Information provided:
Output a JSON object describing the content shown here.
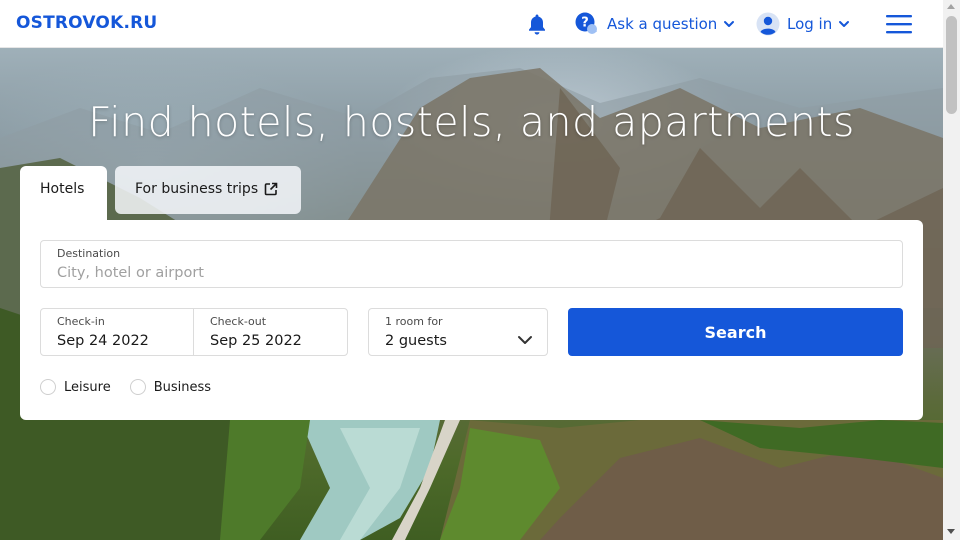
{
  "header": {
    "logo": "OSTROVOK.RU",
    "ask_label": "Ask a question",
    "login_label": "Log in",
    "icons": [
      "bell-icon",
      "question-icon",
      "chevron-down-icon",
      "user-avatar-icon",
      "hamburger-menu-icon"
    ]
  },
  "hero": {
    "title": "Find hotels, hostels, and apartments"
  },
  "tabs": {
    "hotels": "Hotels",
    "business": "For business trips"
  },
  "form": {
    "destination": {
      "label": "Destination",
      "placeholder": "City, hotel or airport"
    },
    "checkin": {
      "label": "Check-in",
      "value": "Sep 24 2022"
    },
    "checkout": {
      "label": "Check-out",
      "value": "Sep 25 2022"
    },
    "guests": {
      "label": "1 room for",
      "value": "2 guests"
    },
    "search_label": "Search",
    "purpose": {
      "leisure": "Leisure",
      "business": "Business"
    }
  },
  "colors": {
    "accent": "#1557d9",
    "white": "#ffffff"
  }
}
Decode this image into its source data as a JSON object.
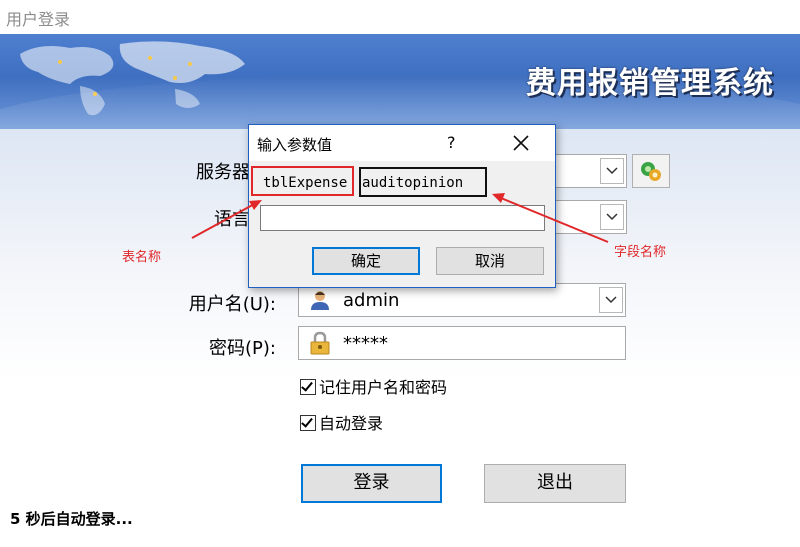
{
  "window": {
    "title": "用户登录"
  },
  "banner": {
    "system_name": "费用报销管理系统"
  },
  "form": {
    "server_label": "服务器",
    "language_label": "语言",
    "username_label": "用户名(U):",
    "password_label": "密码(P):",
    "username_value": "admin",
    "password_value": "*****"
  },
  "options": {
    "remember_label": "记住用户名和密码",
    "autologin_label": "自动登录"
  },
  "buttons": {
    "login": "登录",
    "exit": "退出"
  },
  "status": {
    "countdown_text": "5 秒后自动登录..."
  },
  "dialog": {
    "title": "输入参数值",
    "help": "?",
    "table_text": "tblExpense",
    "field_text": "auditopinion",
    "input_value": "",
    "ok_label": "确定",
    "cancel_label": "取消"
  },
  "annotations": {
    "table_name": "表名称",
    "field_name": "字段名称",
    "color": "#e0282a"
  }
}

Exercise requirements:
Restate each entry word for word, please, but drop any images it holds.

Response box:
Output a JSON object describing the content shown here.
{
  "header": {
    "logo": "OSTROVOK.RU",
    "ask_label": "Ask a question",
    "login_label": "Log in",
    "icons": [
      "bell-icon",
      "question-icon",
      "chevron-down-icon",
      "user-avatar-icon",
      "hamburger-menu-icon"
    ]
  },
  "hero": {
    "title": "Find hotels, hostels, and apartments"
  },
  "tabs": {
    "hotels": "Hotels",
    "business": "For business trips"
  },
  "form": {
    "destination": {
      "label": "Destination",
      "placeholder": "City, hotel or airport"
    },
    "checkin": {
      "label": "Check-in",
      "value": "Sep 24 2022"
    },
    "checkout": {
      "label": "Check-out",
      "value": "Sep 25 2022"
    },
    "guests": {
      "label": "1 room for",
      "value": "2 guests"
    },
    "search_label": "Search",
    "purpose": {
      "leisure": "Leisure",
      "business": "Business"
    }
  },
  "colors": {
    "accent": "#1557d9",
    "white": "#ffffff"
  }
}
Decode this image into its source data as a JSON object.
{
  "window": {
    "title": "用户登录"
  },
  "banner": {
    "system_name": "费用报销管理系统"
  },
  "form": {
    "server_label": "服务器",
    "language_label": "语言",
    "username_label": "用户名(U):",
    "password_label": "密码(P):",
    "username_value": "admin",
    "password_value": "*****"
  },
  "options": {
    "remember_label": "记住用户名和密码",
    "autologin_label": "自动登录"
  },
  "buttons": {
    "login": "登录",
    "exit": "退出"
  },
  "status": {
    "countdown_text": "5 秒后自动登录..."
  },
  "dialog": {
    "title": "输入参数值",
    "help": "?",
    "table_text": "tblExpense",
    "field_text": "auditopinion",
    "input_value": "",
    "ok_label": "确定",
    "cancel_label": "取消"
  },
  "annotations": {
    "table_name": "表名称",
    "field_name": "字段名称",
    "color": "#e0282a"
  }
}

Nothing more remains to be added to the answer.